With the configuration above, the proxy automatically rewrites DNs when appropriate. However the proxy would bind as uid=sylvain,cn=users,dc=sun,dc=com when it needs to contact the AD source. The naming attribute is wrong, so a dn transformation needs to be configured on the LDAP2 data view to map dns like uid=\*,ou=people, to cn=\*, ou=people, Mapping of the static portion of the dn is done automatically.

To create the dn transformation, use

dpconf add-virtual-transformation JOIN mapping attr-value-mapping dn view-value:uid=${uid} internal-value:cn={$uid}
(quotes may be needed depending on the command interpreter you are using)

For more details, refer to the proxy documentation.

Monday Apr 14, 2008

Sun Directory Masters Event 2008

The Sun Directory Masters Event 2008 took place in the Sun Grenoble Engineering Center on April 3-4, 2008. The goal of the Directory Masters Event is to promote the sharing of knowledge and best practices, bring together a well known global technical community, enabling sales and deployments of the Sun Java System Directory Server Enterprise Edition 6.x product.

The Directory Masters event targets three specific audiences with one unified theme of designing, implementing and managing Directory Services solutions. All target audiences were drawn from Sun and partner personnel (sales, service, and pro services).

I gave 2 presentations, one covering Sun Directory Proxy Server 6.x and a second one, more technical, on Virtual Directory capabilities of the product along with some "real" virtual use cases!


My name is Sylvain Duloutre, I worked as a Software Architect in the Oracle Directory Integration Team, the customer-facing part of Directory Services & Identity Management Product Development, working on Technical Field Enablement and Solutions Architecture.

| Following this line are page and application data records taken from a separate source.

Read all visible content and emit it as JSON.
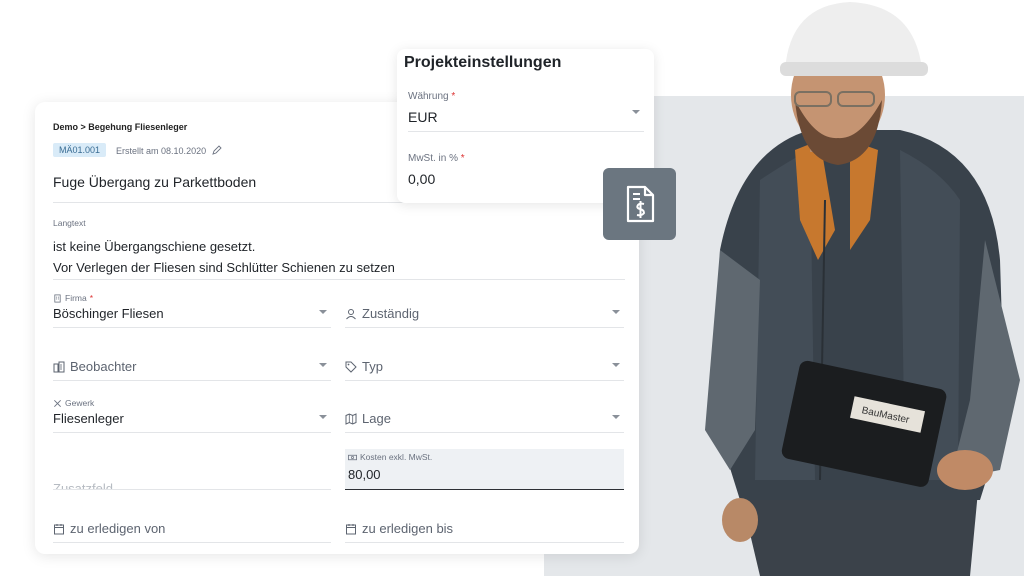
{
  "breadcrumb": "Demo > Begehung Fliesenleger",
  "issue": {
    "id_badge": "MÄ01.001",
    "created": "Erstellt am 08.10.2020",
    "title": "Fuge Übergang zu Parkettboden"
  },
  "langtext": {
    "label": "Langtext",
    "line1": "ist keine Übergangschiene gesetzt.",
    "line2": "Vor Verlegen der Fliesen sind Schlütter Schienen zu setzen"
  },
  "fields": {
    "firma": {
      "label": "Firma",
      "required": "*",
      "value": "Böschinger Fliesen"
    },
    "zustaendig": {
      "placeholder": "Zuständig"
    },
    "beobachter": {
      "placeholder": "Beobachter"
    },
    "typ": {
      "placeholder": "Typ"
    },
    "gewerk": {
      "label": "Gewerk",
      "value": "Fliesenleger"
    },
    "lage": {
      "placeholder": "Lage"
    },
    "kosten": {
      "label": "Kosten exkl. MwSt.",
      "value": "80,00"
    },
    "zusatzfeld": {
      "placeholder": "Zusatzfeld"
    },
    "erledigen_von": {
      "placeholder": "zu erledigen von"
    },
    "erledigen_bis": {
      "placeholder": "zu erledigen bis"
    }
  },
  "settings": {
    "title": "Projekteinstellungen",
    "waehrung": {
      "label": "Währung",
      "required": "*",
      "value": "EUR"
    },
    "mwst": {
      "label": "MwSt. in %",
      "required": "*",
      "value": "0,00"
    }
  },
  "icons": {
    "invoice": "invoice-dollar-icon",
    "building": "building-icon",
    "user": "user-icon",
    "observers": "buildings-icon",
    "tag": "tag-icon",
    "tools": "tools-icon",
    "map": "map-icon",
    "money": "money-icon",
    "calendar": "calendar-icon",
    "pencil": "pencil-icon"
  },
  "colors": {
    "badge_bg": "#d9ebf8",
    "badge_text": "#3a6d94",
    "required": "#dd3333",
    "invoice_button": "#6b7680",
    "background_panel": "#e4e7ea"
  },
  "photo": {
    "tablet_label": "BauMaster"
  }
}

The views expressed on this blog are my own and do not necessarily reflect the views of Oracle.

A mirror of this blog is available on Wordpress here.


« June 2016